The hand-to-hand combat, which is the main action, other than Kirk's little jaunt in the ruins with Shahna, that is. I appreciate the interesting camera angles and the three segment design of the floor and the choreographed combat isn't too bad, by Trek standards. The whole fighting set reminded me a little of the gladiator school sets from Spartacus. Of course the final fight where Kirk has to fight three other thralls is easy to ridicule; they often seem to be taking turns attacking him! Lars is satisfyingly offed by Kirk, so that's something at least.
In the end, Kirk turns the tables on the gummy brain aliens and they have to "challenge" themselves to turn their little slave colony into an actual society. We were asking ourselves, "what's a quatloo?" I think it's the cool new name for an advanced porta-potty: the Quat-Loo! Eric covered the episode's possible indictment of spectator sports as a society-crushing exploitve endeavor. I think boxing is perhaps the closest analog we have to what's portrayed here. And hey, if the sports comments don't get us some feedback, what will?!
I'm not sure the production values are really that far below what we've seen in past episodes. I think Eric was beginning to recognize the reuse of old sets and props from previous episodes and combined with the neon-colored rubber brains, was perhaps too much. I could also be accused of being to easy on old Trek. As I pointed out on the podcast, we will probably look back at this "so-so" episode with fond memories when we get deep into the third season!

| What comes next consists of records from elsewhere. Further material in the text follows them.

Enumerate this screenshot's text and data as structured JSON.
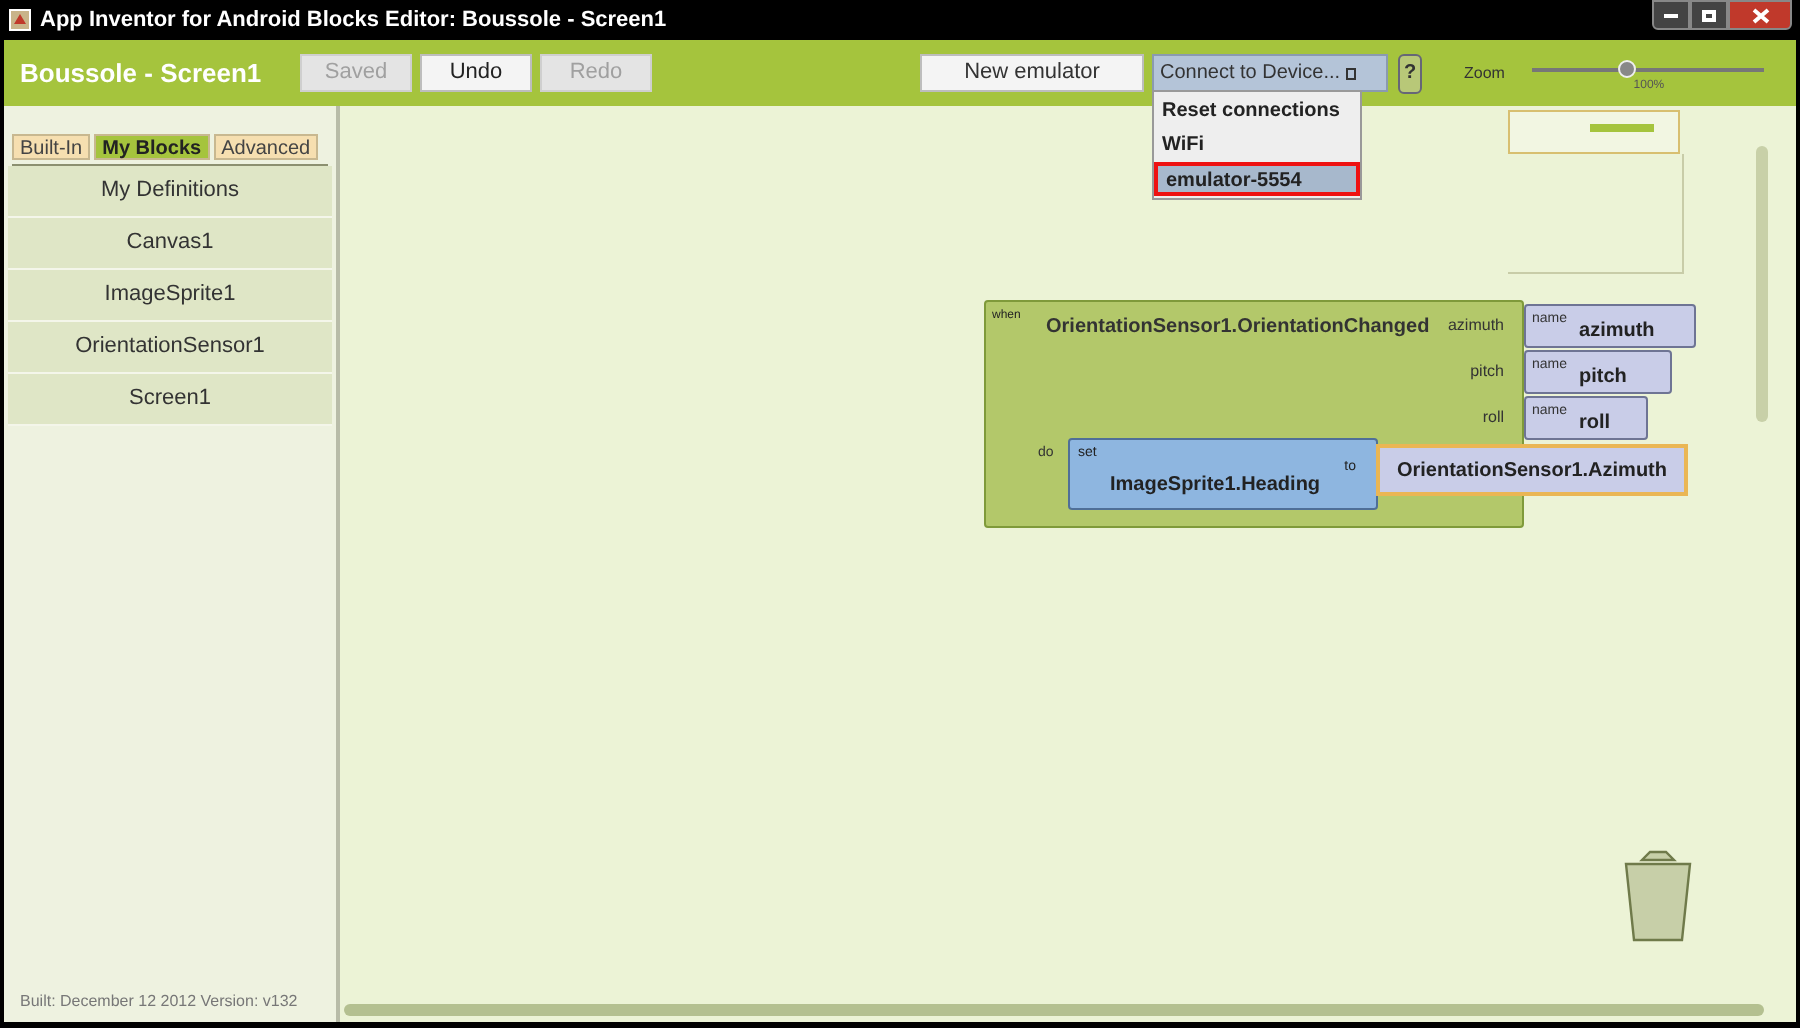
{
  "window": {
    "title": "App Inventor for Android Blocks Editor: Boussole - Screen1"
  },
  "toolbar": {
    "project_title": "Boussole - Screen1",
    "buttons": [
      {
        "label": "Saved",
        "disabled": true
      },
      {
        "label": "Undo",
        "disabled": false
      },
      {
        "label": "Redo",
        "disabled": true
      }
    ],
    "new_emulator": "New emulator",
    "connect": {
      "label": "Connect to Device..."
    },
    "help": "?",
    "zoom": {
      "label": "Zoom",
      "level": 0.4,
      "reading": "100%"
    }
  },
  "connect_menu": [
    {
      "label": "Reset connections",
      "selected": false
    },
    {
      "label": "WiFi",
      "selected": false
    },
    {
      "label": "emulator-5554",
      "selected": true
    }
  ],
  "sidebar": {
    "tabs": [
      {
        "label": "Built-In",
        "selected": false
      },
      {
        "label": "My Blocks",
        "selected": true
      },
      {
        "label": "Advanced",
        "selected": false
      }
    ],
    "items": [
      "My Definitions",
      "Canvas1",
      "ImageSprite1",
      "OrientationSensor1",
      "Screen1"
    ],
    "footer": "Built: December 12 2012 Version: v132"
  },
  "event_block": {
    "when": "when",
    "name": "OrientationSensor1.OrientationChanged",
    "params": [
      {
        "label": "azimuth",
        "name_label": "name",
        "value": "azimuth"
      },
      {
        "label": "pitch",
        "name_label": "name",
        "value": "pitch"
      },
      {
        "label": "roll",
        "name_label": "name",
        "value": "roll"
      }
    ],
    "do": "do",
    "set_block": {
      "set": "set",
      "target": "ImageSprite1.Heading",
      "to": "to",
      "value": "OrientationSensor1.Azimuth"
    }
  }
}
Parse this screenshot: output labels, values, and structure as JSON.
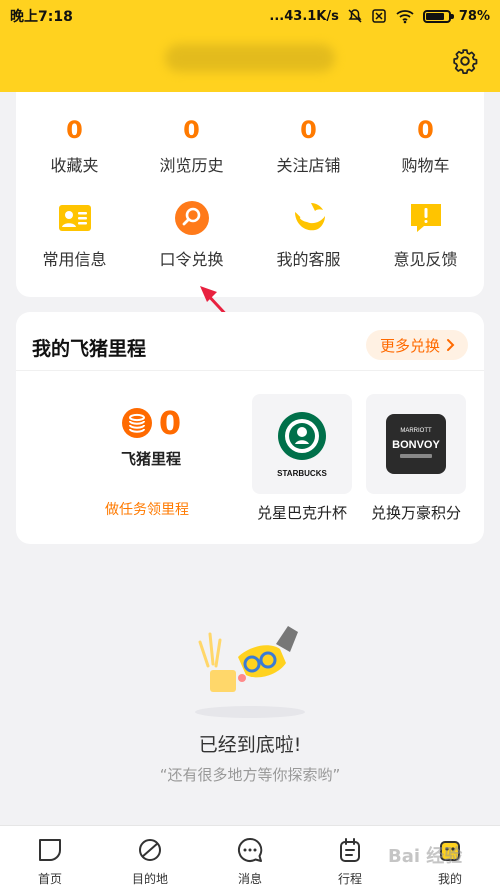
{
  "status_bar": {
    "time": "晚上7:18",
    "network_speed": "...43.1K/s",
    "battery": "78%"
  },
  "stats": [
    {
      "value": "0",
      "label": "收藏夹"
    },
    {
      "value": "0",
      "label": "浏览历史"
    },
    {
      "value": "0",
      "label": "关注店铺"
    },
    {
      "value": "0",
      "label": "购物车"
    }
  ],
  "actions": [
    {
      "label": "常用信息",
      "icon": "id-card-icon"
    },
    {
      "label": "口令兑换",
      "icon": "search-icon"
    },
    {
      "label": "我的客服",
      "icon": "service-icon"
    },
    {
      "label": "意见反馈",
      "icon": "feedback-icon"
    }
  ],
  "miles_card": {
    "title": "我的飞猪里程",
    "more_label": "更多兑换",
    "miles_value": "0",
    "miles_label": "飞猪里程",
    "task_link": "做任务领里程",
    "products": [
      {
        "label": "兑星巴克升杯",
        "logo_text": "STARBUCKS"
      },
      {
        "label": "兑换万豪积分",
        "logo_text": "BONVOY"
      }
    ]
  },
  "empty_state": {
    "title": "已经到底啦!",
    "subtitle": "“还有很多地方等你探索哟”"
  },
  "bottom_nav": [
    {
      "label": "首页",
      "icon": "home-icon"
    },
    {
      "label": "目的地",
      "icon": "destination-icon"
    },
    {
      "label": "消息",
      "icon": "message-icon"
    },
    {
      "label": "行程",
      "icon": "trip-icon"
    },
    {
      "label": "我的",
      "icon": "mine-icon"
    }
  ],
  "colors": {
    "brand_yellow": "#ffd21f",
    "accent_orange": "#ff7a00"
  }
}
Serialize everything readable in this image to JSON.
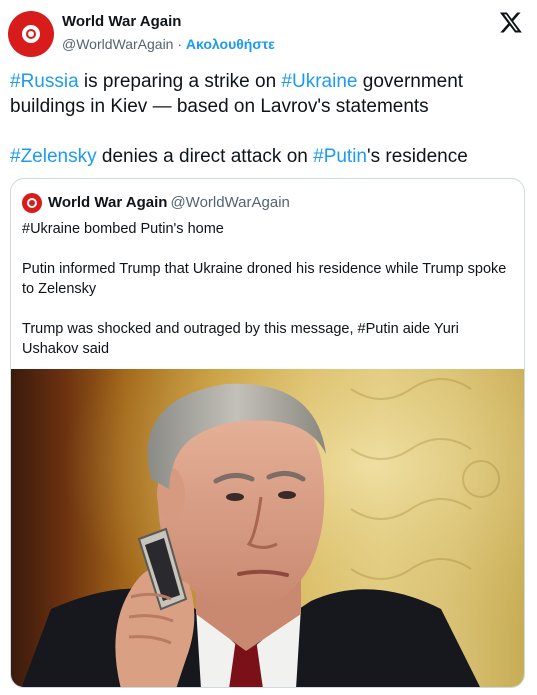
{
  "tweet": {
    "author_name": "World War Again",
    "author_handle": "@WorldWarAgain",
    "separator": " · ",
    "follow_label": "Ακολουθήστε",
    "paragraph1": {
      "tag1": "#Russia",
      "text1": " is preparing a strike on ",
      "tag2": "#Ukraine",
      "text2": " government buildings in Kiev — based on Lavrov's statements"
    },
    "paragraph2": {
      "tag1": "#Zelensky",
      "text1": " denies a direct attack on ",
      "tag2": "#Putin",
      "text2": "'s residence"
    }
  },
  "quoted": {
    "author_name": "World War Again",
    "author_handle": "@WorldWarAgain",
    "line1": "#Ukraine bombed Putin's home",
    "line2": "Putin informed Trump that Ukraine droned his residence while Trump spoke to Zelensky",
    "line3": "Trump was shocked and outraged by this message, #Putin aide Yuri Ushakov said"
  },
  "icons": {
    "x_logo": "x-logo-icon",
    "avatar": "avatar-icon"
  },
  "colors": {
    "accent": "#1d9bf0",
    "avatar_red": "#d81c1c",
    "secondary_text": "#536471"
  }
}
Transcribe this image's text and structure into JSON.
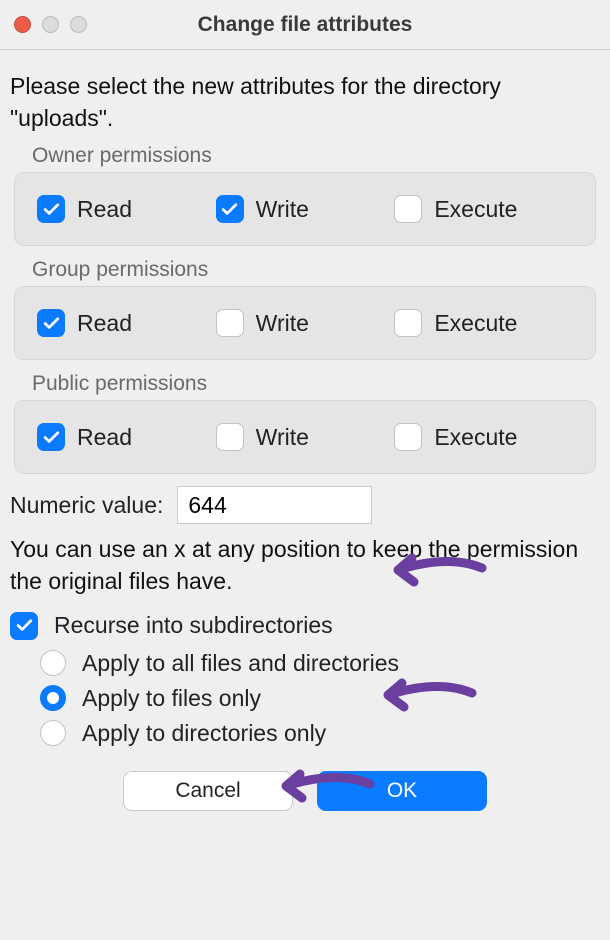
{
  "window": {
    "title": "Change file attributes"
  },
  "intro": "Please select the new attributes for the directory \"uploads\".",
  "sections": {
    "owner": {
      "label": "Owner permissions",
      "read": "Read",
      "write": "Write",
      "execute": "Execute",
      "state": {
        "read": true,
        "write": true,
        "execute": false
      }
    },
    "group": {
      "label": "Group permissions",
      "read": "Read",
      "write": "Write",
      "execute": "Execute",
      "state": {
        "read": true,
        "write": false,
        "execute": false
      }
    },
    "public": {
      "label": "Public permissions",
      "read": "Read",
      "write": "Write",
      "execute": "Execute",
      "state": {
        "read": true,
        "write": false,
        "execute": false
      }
    }
  },
  "numeric": {
    "label": "Numeric value:",
    "value": "644"
  },
  "hint": "You can use an x at any position to keep the permission the original files have.",
  "recurse": {
    "label": "Recurse into subdirectories",
    "checked": true,
    "options": {
      "all": "Apply to all files and directories",
      "files": "Apply to files only",
      "dirs": "Apply to directories only"
    },
    "selected": "files"
  },
  "buttons": {
    "cancel": "Cancel",
    "ok": "OK"
  },
  "annotations": {
    "color": "#6b3fa0"
  }
}
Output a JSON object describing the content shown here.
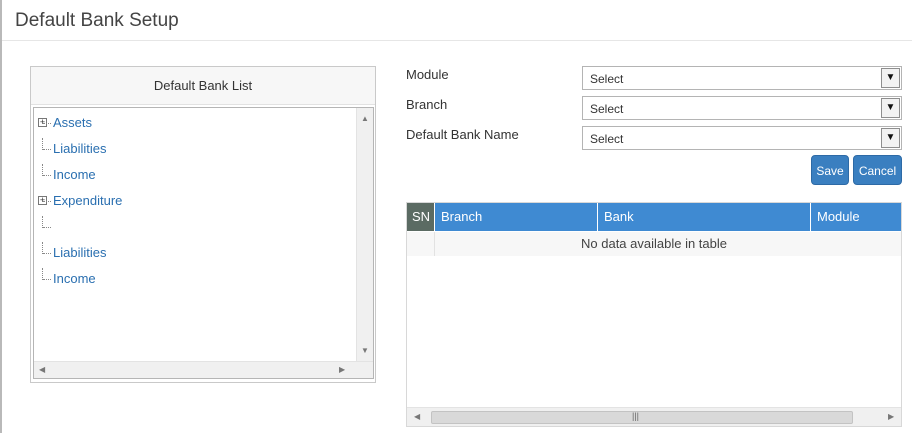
{
  "page": {
    "title": "Default Bank Setup"
  },
  "tree": {
    "header": "Default Bank List",
    "items": [
      {
        "label": "Assets",
        "expandable": true
      },
      {
        "label": "Liabilities",
        "expandable": false
      },
      {
        "label": "Income",
        "expandable": false
      },
      {
        "label": "Expenditure",
        "expandable": true
      },
      {
        "label": "",
        "expandable": false
      },
      {
        "label": "Liabilities",
        "expandable": false
      },
      {
        "label": "Income",
        "expandable": false
      }
    ]
  },
  "form": {
    "module_label": "Module",
    "module_value": "Select",
    "branch_label": "Branch",
    "branch_value": "Select",
    "bank_label": "Default Bank Name",
    "bank_value": "Select",
    "save_label": "Save",
    "cancel_label": "Cancel"
  },
  "table": {
    "columns": [
      "SN",
      "Branch",
      "Bank",
      "Module"
    ],
    "empty_text": "No data available in table"
  },
  "colors": {
    "accent": "#3f8ad2",
    "button": "#3a7fc0",
    "sn_header": "#5b6b63",
    "tree_link": "#2a6fb0"
  }
}
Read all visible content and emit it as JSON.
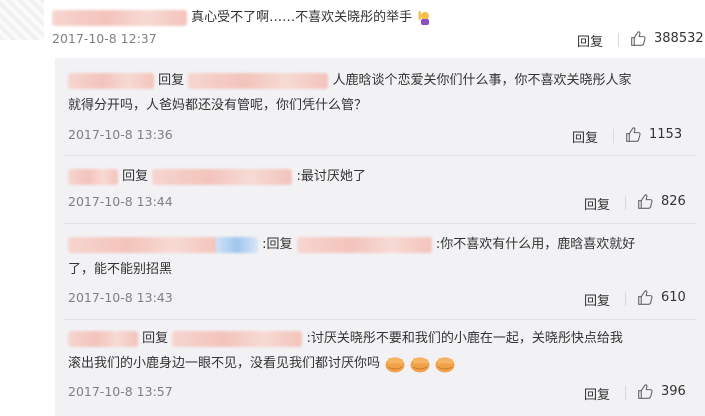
{
  "top": {
    "text": "真心受不了啊……不喜欢关晓彤的举手",
    "date": "2017-10-8 12:37",
    "reply": "回复",
    "likes": "388532"
  },
  "replies": [
    {
      "prefix": "回复",
      "text": "人鹿晗谈个恋爱关你们什么事，你不喜欢关晓彤人家",
      "text2": "就得分开吗，人爸妈都还没有管呢，你们凭什么管？",
      "date": "2017-10-8 13:36",
      "reply": "回复",
      "likes": "1153"
    },
    {
      "prefix": "回复",
      "text": ":最讨厌她了",
      "date": "2017-10-8 13:44",
      "reply": "回复",
      "likes": "826"
    },
    {
      "prefix": ":回复",
      "text": ":你不喜欢有什么用，鹿晗喜欢就好",
      "text2": "了，能不能别招黑",
      "date": "2017-10-8 13:43",
      "reply": "回复",
      "likes": "610"
    },
    {
      "prefix": "回复",
      "text": ":讨厌关晓彤不要和我们的小鹿在一起，关晓彤快点给我",
      "text2": "滚出我们的小鹿身边一眼不见，没看见我们都讨厌你吗",
      "date": "2017-10-8 13:57",
      "reply": "回复",
      "likes": "396"
    }
  ],
  "icons": [
    "raising-hand-emoji",
    "thumbs-up-icon",
    "fist-emoji"
  ]
}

I have a dim memory about watching this one while I was growing up and thought it was fairly OK. The action helps, plus there's nothing like watching Shatner writhe around on the floor under the pain of those collars. Sure, there aren't any space battles, but some hand-to-hand combat, complete with odd weapons, still does the job when you're 12.
The BD version of this episode looked great. Galt, the head thrall, had a poor man's Dracula costume and the HD image made his makeup look like it was a powder coat. The new effects were limited to a couple of planets, so nothing big here. I continue to be impressed at the overall quality of these BDs. They actually look better, in some ways, than the BDs of the Trek movies. There's something wrong about that; but that's another blog entry.
Next time: "A Piece of the Action"